  • If you have a contact at the organisation, ask them for their opinion on whether the employer is inclusive and supportive.
  • Has the employer signed up to the Disability Confident scheme? The scheme includes UK employers who have agreed to the Disability Confident Commitment including inclusive and accessible recruitment.

Our disability partner Employ-Ability work with inclusive employers, running insight days, workshops, first year programmes, internships, graduate programmes and scholarships. These organisations include Google, Amazon, JP Morgan, Goldman Sachs, Bird & Bird, FCA and more.


Useful organisations

General advice on disability

 Name of service About the service  Website

 Dyslexia Scotland

 Dyslexia charity
 Dyspraxia Foundation  Dyspraxia charity
 Autism Scotland  Autism charity
 Scottish ADHD Coalition  ADHD charity
 Tourette Scotland  Tourette's charity
 Disability Rights UK  Information organisation advocating for disabled people's rights
 Deaf Unity  Information organisation for deaf people
 Royal National Institute of Blind People  Charity supporting blind and partially-sighted people, including employment support
 Ability net  Information on assistive technology, including free resources and advice

Organisations offering employability advice or employment opportunities

 Name of service About the service  Website

 My Plus Students Club

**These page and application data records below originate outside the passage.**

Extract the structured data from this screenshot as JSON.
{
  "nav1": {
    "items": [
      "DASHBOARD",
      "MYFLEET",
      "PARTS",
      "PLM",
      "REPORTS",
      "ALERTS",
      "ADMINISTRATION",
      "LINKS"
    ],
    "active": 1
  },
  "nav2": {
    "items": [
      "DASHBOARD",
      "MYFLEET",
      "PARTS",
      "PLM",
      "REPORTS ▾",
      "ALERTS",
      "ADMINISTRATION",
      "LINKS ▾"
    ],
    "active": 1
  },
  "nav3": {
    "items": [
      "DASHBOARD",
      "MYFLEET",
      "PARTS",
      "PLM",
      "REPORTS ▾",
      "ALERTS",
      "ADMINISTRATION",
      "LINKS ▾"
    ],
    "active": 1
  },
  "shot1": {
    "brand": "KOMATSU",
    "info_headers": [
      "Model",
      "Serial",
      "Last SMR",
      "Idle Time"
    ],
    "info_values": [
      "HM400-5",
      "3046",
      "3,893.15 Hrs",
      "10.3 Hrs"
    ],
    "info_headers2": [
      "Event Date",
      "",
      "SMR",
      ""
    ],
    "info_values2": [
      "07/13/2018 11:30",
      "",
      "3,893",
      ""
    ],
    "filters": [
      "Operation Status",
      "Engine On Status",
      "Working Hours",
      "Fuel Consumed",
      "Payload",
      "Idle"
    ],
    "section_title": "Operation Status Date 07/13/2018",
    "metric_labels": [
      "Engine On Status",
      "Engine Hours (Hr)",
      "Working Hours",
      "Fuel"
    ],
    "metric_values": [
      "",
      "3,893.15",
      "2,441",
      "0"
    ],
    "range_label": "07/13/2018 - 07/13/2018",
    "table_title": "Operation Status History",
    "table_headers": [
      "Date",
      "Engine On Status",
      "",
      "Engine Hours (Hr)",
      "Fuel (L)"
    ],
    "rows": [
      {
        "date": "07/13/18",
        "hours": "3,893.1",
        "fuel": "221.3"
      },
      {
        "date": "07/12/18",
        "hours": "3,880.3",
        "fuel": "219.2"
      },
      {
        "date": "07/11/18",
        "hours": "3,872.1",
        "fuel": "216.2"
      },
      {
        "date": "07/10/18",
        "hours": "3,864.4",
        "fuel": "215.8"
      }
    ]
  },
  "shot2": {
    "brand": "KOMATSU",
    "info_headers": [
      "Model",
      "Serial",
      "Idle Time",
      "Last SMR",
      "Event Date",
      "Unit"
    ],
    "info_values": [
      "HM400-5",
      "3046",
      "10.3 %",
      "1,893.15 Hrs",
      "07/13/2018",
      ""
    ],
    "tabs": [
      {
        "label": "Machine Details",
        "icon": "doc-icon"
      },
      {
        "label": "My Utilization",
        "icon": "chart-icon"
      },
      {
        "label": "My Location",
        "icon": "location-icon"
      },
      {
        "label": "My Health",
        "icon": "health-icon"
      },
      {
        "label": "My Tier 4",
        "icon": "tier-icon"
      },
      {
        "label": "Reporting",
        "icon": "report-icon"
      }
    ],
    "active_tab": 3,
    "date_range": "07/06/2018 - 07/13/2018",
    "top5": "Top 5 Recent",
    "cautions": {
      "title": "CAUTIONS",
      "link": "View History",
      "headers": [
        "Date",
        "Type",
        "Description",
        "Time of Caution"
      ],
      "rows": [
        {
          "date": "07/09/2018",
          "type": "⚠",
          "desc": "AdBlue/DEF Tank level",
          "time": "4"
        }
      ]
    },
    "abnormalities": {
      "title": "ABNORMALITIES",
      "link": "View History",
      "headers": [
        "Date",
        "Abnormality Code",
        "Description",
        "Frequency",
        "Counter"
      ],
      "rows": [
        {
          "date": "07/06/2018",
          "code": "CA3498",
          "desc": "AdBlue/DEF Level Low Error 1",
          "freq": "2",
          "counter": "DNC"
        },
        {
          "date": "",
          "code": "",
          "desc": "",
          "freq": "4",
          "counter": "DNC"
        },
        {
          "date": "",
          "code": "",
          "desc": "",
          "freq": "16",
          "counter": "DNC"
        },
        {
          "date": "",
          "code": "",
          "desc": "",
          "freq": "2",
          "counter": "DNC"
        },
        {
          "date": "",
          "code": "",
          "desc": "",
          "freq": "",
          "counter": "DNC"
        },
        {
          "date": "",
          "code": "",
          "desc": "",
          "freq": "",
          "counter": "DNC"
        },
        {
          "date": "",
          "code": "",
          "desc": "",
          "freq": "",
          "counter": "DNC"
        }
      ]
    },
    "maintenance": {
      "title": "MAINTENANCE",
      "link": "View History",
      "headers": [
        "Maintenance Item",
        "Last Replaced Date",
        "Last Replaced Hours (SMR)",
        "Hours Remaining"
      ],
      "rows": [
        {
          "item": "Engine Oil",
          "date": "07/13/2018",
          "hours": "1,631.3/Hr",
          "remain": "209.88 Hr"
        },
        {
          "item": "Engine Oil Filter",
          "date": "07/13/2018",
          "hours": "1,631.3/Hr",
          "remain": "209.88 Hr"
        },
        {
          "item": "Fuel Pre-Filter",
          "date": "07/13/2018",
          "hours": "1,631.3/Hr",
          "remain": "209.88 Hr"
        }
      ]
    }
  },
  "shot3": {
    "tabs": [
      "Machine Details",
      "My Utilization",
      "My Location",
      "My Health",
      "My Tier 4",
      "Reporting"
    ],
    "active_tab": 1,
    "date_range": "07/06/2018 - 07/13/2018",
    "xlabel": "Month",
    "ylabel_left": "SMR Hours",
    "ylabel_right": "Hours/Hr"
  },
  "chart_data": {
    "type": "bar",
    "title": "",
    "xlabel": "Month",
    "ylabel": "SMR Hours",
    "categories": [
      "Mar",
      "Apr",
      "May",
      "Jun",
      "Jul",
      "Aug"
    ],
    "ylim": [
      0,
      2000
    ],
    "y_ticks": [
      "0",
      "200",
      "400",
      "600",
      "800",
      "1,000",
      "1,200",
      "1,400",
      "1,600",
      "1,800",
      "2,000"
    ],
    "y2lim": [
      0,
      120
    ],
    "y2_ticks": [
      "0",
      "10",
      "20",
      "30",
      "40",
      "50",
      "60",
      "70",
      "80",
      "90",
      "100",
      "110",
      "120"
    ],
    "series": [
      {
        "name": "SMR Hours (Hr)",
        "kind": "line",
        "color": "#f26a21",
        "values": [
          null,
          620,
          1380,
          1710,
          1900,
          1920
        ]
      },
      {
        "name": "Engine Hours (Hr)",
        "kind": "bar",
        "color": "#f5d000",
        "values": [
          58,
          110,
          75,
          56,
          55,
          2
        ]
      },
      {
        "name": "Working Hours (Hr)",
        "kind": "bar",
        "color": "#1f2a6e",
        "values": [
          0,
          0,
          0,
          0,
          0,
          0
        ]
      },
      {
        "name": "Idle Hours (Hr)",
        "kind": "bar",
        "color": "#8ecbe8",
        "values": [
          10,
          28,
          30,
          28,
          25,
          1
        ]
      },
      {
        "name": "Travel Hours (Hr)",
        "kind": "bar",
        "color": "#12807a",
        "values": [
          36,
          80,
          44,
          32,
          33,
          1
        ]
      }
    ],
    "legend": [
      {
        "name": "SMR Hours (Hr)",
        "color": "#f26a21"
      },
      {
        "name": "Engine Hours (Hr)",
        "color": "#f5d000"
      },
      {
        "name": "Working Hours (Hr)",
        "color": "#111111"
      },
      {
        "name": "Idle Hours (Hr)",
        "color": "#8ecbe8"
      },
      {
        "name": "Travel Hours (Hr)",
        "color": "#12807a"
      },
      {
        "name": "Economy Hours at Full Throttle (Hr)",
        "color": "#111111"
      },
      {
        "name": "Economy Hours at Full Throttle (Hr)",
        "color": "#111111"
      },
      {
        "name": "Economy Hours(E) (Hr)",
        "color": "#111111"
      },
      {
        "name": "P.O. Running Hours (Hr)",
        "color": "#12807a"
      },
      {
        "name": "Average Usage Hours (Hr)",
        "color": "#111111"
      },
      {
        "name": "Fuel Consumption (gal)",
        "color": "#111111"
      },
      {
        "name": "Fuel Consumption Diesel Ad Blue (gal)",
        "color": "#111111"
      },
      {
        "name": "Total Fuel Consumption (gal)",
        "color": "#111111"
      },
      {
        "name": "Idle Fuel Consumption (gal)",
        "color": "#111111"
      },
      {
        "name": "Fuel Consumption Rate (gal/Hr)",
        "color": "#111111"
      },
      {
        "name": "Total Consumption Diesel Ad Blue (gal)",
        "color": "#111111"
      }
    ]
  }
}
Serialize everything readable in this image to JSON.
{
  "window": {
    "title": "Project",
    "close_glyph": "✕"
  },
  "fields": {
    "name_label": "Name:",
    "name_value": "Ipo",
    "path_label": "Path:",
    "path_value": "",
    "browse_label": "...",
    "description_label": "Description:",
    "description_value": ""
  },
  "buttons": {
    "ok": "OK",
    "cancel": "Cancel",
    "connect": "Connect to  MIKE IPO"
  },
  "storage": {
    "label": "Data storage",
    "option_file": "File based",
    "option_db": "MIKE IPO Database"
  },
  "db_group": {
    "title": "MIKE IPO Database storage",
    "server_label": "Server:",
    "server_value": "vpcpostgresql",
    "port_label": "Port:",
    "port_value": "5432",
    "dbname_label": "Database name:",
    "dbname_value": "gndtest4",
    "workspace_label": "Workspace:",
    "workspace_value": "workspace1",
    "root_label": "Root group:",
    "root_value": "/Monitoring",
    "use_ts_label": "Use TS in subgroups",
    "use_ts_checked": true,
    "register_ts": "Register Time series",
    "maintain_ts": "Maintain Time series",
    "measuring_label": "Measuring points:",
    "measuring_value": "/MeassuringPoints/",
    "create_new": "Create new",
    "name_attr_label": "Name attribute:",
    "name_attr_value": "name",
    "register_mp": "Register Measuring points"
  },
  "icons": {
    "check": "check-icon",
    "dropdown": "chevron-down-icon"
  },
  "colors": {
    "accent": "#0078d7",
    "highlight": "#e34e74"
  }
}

 Advice and employer contacts, helping disabled graduates land their dream job
 The Image Project  Resources to improve the employability of autistic graduates
 Access to Work  Government grant website for disabled people
 Employ-Ability  Support for disabled students, graduates and employers
 Exceptional Individuals  Recruitment and employment support for individuals with dyslexia, dyspraxia, ADHD and autism
 Leonard Cheshire  Employment support including internship programme (Change 100) for disabled students
 Evenbreak  Job board for disabled candidates
 Blind in Business  Helping blind and partially-sighted people into work


Our partnership with Employ-Ability

As a Next Generation Inclusive University, we have partnered with Employ-Ability, an organisation which supports students and graduates to understand disability and employment.

They provide individual tailored advice and host free online workshops on topics such as:

  • requesting adjustments for recruitment and the workplace
  • information on your rights
  • when and how to disclose
Register with Employ-Ability
Student with blonde hair and blue jacket in conversation with coach